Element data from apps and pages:
—————

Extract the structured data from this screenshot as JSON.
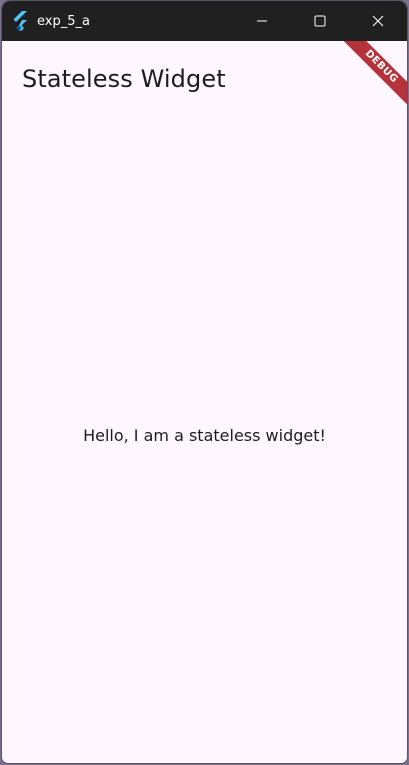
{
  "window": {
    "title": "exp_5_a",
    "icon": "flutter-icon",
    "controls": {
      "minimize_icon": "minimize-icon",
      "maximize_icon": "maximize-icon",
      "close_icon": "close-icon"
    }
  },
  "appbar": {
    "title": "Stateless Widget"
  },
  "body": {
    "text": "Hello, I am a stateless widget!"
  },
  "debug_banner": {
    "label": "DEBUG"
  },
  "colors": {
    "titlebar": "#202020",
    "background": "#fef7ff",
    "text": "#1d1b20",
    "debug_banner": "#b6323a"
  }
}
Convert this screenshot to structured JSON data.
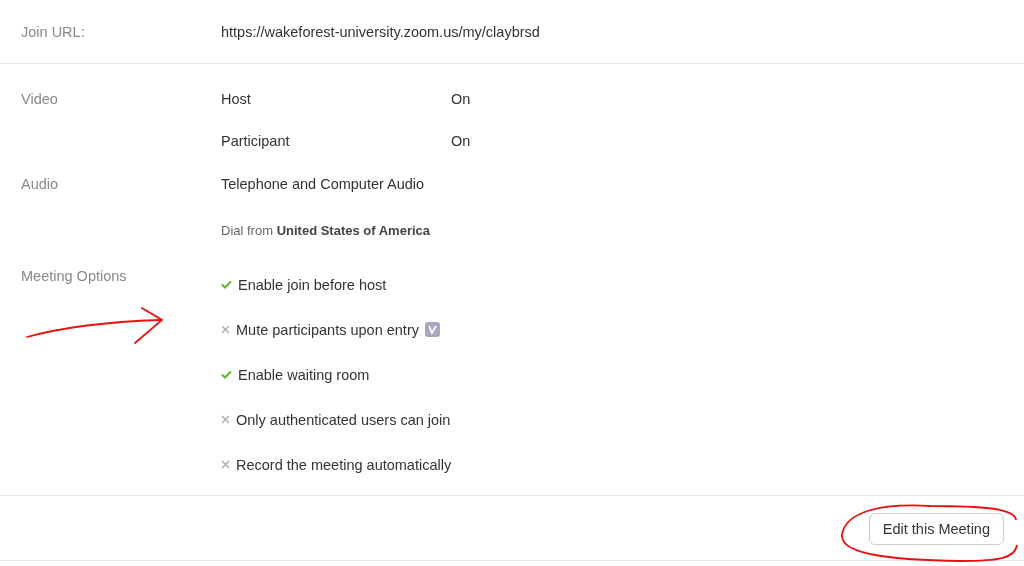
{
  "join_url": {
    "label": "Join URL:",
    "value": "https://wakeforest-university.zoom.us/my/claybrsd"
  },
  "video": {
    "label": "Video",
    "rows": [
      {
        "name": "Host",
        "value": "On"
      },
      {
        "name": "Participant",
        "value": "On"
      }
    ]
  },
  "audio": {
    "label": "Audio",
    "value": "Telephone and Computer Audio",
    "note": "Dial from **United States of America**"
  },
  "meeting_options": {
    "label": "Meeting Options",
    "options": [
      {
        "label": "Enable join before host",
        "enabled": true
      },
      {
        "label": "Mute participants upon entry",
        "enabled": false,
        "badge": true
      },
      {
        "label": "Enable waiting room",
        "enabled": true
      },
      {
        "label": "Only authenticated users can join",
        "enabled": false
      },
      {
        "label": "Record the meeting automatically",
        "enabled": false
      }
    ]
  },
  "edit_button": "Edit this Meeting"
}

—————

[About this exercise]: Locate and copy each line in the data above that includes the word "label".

[Task response]:
    "label": "DEBUG"
    "label": "Join URL:",
    "label": "Video",
    "label": "Audio",
    "label": "Meeting Options",
        "label": "Enable join before host",
        "label": "Mute participants upon entry",
        "label": "Enable waiting room",
        "label": "Only authenticated users can join",
        "label": "Record the meeting automatically",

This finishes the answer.